Mums just do what works for them and their babies and that is great. I don't think judging them like this is necessary.

JKL said...

Rachel, I an disappointed to no longer have you as a subscriber. I liked your comment in that you pointed out an article justifying your point. Calling me' nary and uniformed wasn't completely neccesay however. To say that a there exists a person that is 100% non-judgemental is irrirational. As humans we observe situations and instantly judge the situation based on our background, knowledge, upbringing, and values,etc. I don't think being judgmental is horrible. Being judgmental and aggressively rude about it (which I was not) is definitely not a positive trait. So again, I appreciate your comment and truly will look more into the nutritional benefits. Although I have read a lot about the decreasing immunology benefits of breastmilk in prolonged breastfeedimg and would be glad to share my resources.

Laura said...

I agree with you that it is the mother that wants it to continue cause seriously I stopped breast feeding this week and he has never once asked, or made like he missed it.

I know people breast feed much longer then a year or even two and I say to each their own. I understand it but seriously I think it is much easier for those who don't work.

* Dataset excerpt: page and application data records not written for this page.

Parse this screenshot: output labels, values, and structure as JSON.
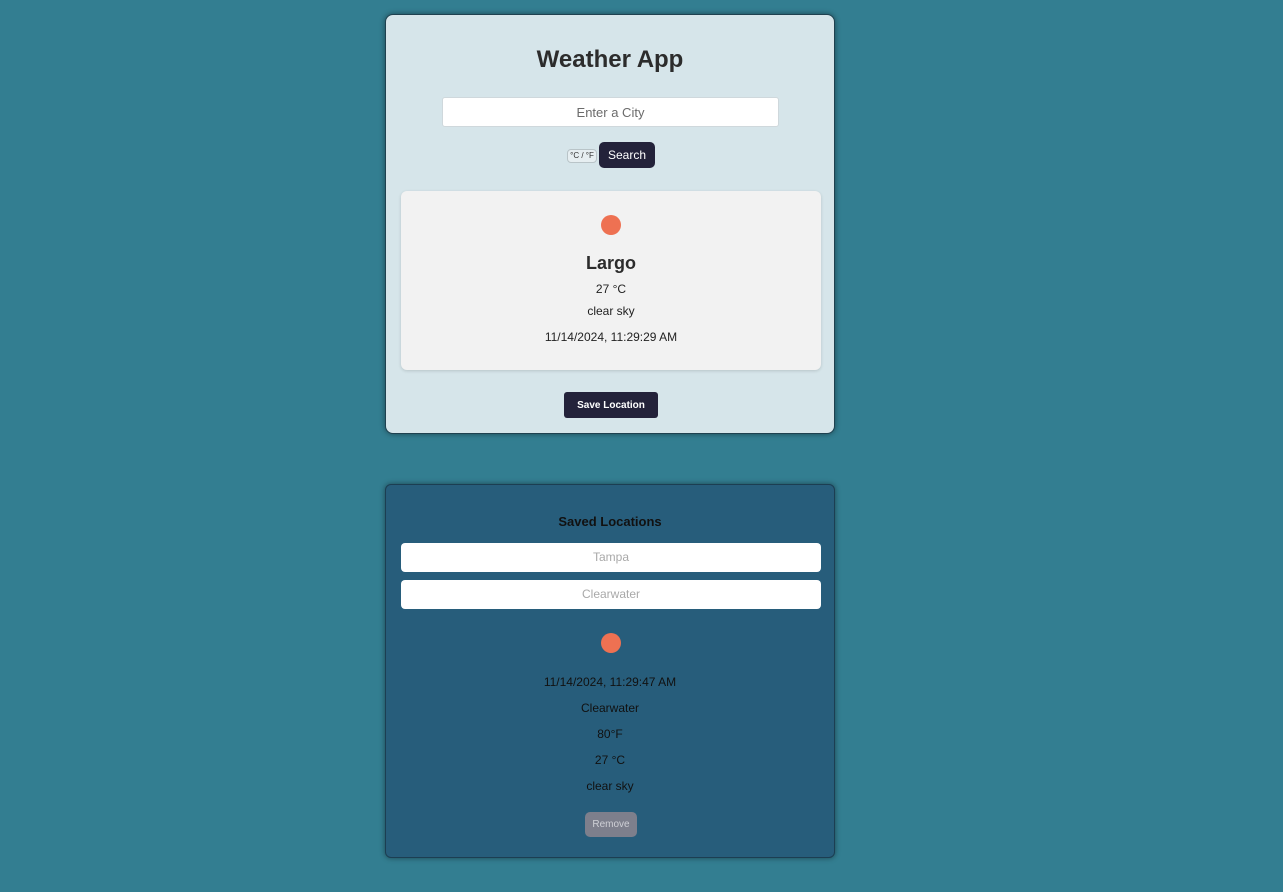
{
  "app": {
    "title": "Weather App"
  },
  "search": {
    "placeholder": "Enter a City",
    "value": "",
    "unit_toggle_label": "°C / °F",
    "button_label": "Search"
  },
  "current": {
    "icon": "weather-icon",
    "city": "Largo",
    "temp": "27 °C",
    "description": "clear sky",
    "datetime": "11/14/2024, 11:29:29 AM"
  },
  "save_button_label": "Save Location",
  "saved": {
    "title": "Saved Locations",
    "locations": [
      "Tampa",
      "Clearwater"
    ],
    "detail": {
      "icon": "weather-icon",
      "datetime": "11/14/2024, 11:29:47 AM",
      "city": "Clearwater",
      "temp_f": "80°F",
      "temp_c": "27 °C",
      "description": "clear sky"
    },
    "remove_label": "Remove"
  },
  "colors": {
    "background": "#337e91",
    "main_card": "#d6e5ea",
    "saved_card": "#275d7b",
    "button": "#23223a",
    "icon": "#ee7152"
  }
}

You did great with your breast feeding relationship...work and all! you should be very proud!

I too can't wait to nurse my next baby!! it will be so awesome to be like a pro breast feeder with a newborn! :)

Laura said...
This comment has been removed by the author.
Racheous said...

I feel really shit for attacking you like that. It was my own issues that made me get arched up.

I've been having issues weaning my 13 month old down in breastfeeds so that we can hopefully conceive again (no cycles) and this post just made me feel like my efforts with relactation and now maintaining our breastfeeding relationship aren't worthwhile even though I'm very passionate about it.

So I sincerely apologise. I love your blog and vlogs and should learn to sleep on it before I rant on someone's blog.

Forgive me????